“We see computers everywhere except in the productivity statistics.”-----The productivity
paradox was born.
Productivity paradox: The increase in investment in information technology combined with
small changes in worker productivity.
但是其实有 intangible benefits to do the IT investment.
How can IT create business value?
One response to the productivity paradox was a careful consideration of the value that can be
derived from IT investment.
1. The first is through productivity. Information technology allows a company to make
either more output from the same inputs, and/or to make better output, and/or to make
the output faster than before the technology was in place.
2. The second way in which IT value is realized is through the structure of competition.
----- IT can alter the way corporations compete.
3. The final way that IT investment value is realized is through benefit to the end customer.

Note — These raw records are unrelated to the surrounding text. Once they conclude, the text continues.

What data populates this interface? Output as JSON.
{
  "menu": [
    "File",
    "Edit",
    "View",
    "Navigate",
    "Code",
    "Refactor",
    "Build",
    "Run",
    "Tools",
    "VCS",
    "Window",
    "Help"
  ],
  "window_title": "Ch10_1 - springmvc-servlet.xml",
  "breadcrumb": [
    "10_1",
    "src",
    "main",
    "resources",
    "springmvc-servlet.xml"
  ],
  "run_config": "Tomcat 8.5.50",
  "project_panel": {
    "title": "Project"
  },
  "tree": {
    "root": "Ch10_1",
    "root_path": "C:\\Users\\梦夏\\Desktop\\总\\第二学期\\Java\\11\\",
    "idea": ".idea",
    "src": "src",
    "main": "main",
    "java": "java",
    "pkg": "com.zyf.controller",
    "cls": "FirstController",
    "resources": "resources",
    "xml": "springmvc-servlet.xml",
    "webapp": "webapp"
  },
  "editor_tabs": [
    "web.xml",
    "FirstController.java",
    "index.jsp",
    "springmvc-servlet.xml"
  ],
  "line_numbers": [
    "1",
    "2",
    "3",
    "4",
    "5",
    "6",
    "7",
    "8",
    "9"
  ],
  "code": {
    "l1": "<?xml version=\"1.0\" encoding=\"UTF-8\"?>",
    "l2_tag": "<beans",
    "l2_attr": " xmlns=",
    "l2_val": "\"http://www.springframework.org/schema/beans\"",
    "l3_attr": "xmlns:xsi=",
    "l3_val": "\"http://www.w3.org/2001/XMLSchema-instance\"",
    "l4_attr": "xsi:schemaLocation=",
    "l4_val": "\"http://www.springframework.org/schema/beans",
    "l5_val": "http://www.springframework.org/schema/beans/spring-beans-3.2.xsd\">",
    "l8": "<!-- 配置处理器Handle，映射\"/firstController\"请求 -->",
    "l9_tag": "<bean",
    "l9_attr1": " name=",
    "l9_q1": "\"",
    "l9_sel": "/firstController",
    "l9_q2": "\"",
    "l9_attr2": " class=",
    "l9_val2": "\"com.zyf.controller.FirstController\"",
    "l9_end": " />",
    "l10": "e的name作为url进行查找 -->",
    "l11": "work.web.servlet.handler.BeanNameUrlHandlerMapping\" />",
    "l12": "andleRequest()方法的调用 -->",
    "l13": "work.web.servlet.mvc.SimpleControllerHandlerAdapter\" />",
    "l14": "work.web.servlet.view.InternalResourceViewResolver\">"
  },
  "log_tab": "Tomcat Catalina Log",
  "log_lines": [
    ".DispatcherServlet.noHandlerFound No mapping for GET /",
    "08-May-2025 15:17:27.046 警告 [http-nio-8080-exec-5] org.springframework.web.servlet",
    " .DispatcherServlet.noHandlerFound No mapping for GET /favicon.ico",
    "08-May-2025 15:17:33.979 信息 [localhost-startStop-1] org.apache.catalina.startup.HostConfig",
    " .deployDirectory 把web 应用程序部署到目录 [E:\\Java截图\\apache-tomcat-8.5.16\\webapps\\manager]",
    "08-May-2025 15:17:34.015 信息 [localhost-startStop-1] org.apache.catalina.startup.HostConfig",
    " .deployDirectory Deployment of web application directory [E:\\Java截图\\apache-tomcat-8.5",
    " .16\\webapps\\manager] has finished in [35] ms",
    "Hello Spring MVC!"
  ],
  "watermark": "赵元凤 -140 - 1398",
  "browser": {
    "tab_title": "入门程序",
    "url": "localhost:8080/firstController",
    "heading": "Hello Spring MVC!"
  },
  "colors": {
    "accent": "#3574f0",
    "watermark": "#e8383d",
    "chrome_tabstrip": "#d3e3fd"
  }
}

-----IT helps make processes more efficient and changes the nature of competition.
Q2: Can information systems improve productivity?
Productivity for organizations can be increased either through increased efficiency or
effective business processes.
1. Increasing efficiency: means that business processes can be accomplished either more
quickly or with fewer resources and facilities (or both)
When organizations focus on efficiency they are working toward “doing things right.”
Doing things right often means using just the right amount of resources, facilities, and
information to complete the job satisfactorily.
2. Increased effectiveness means that the company considers offering either new or
improved goods or services that the customer values.
When companies focus on increasing effectiveness, rather than efficiency, they are
interested in “doing the right things.”
Doing the right things often requires companies to consider changing their business processes to deliver something new and improved.
----- Companies with long-term success in mind understand the important balance between
effectiveness and efficiency.
Business processes and value chains
A value chain is a network of activities that improve the effectiveness (or value) of a good or
----- The more value a company adds to a good or service in its value chain, the higher the
price the company can charge for the final product.
Margin: the difference between the price the customer is willing to pay and the cost the
company incurs in moving the goods or services through the value chain.
Primary activities: activities in which value is added directly to the product
Support activities: they support the primary activities. (通常指人) support activities add
value only indirectly.
Five general activities
1. Inbound logistics: Receiving, storing, and disseminating inputs to the product
2. Operations: transforming inputs into the final product
3. Outbound logistics: Collecting, storing, and physically distributing the product to buyers
4. Marketing and sales: Inducing buyers to purchase the product and providing a means for
them to do so
5. Service: assisting customer’s use of the product and thus maintaining enhancing the
Each of these activities add costs and add value to product, Net result is total margin
associated with the product
Support Activities XP
1. Firm infrastructure
2. Human resources
3. Technological development 4. Procurement
These activities contribute directly to production, sale, and service
These activities also add value and costs
Sometimes produce margin that is difficult to calculate
Understanding the value chain helps us understand how information systems can increase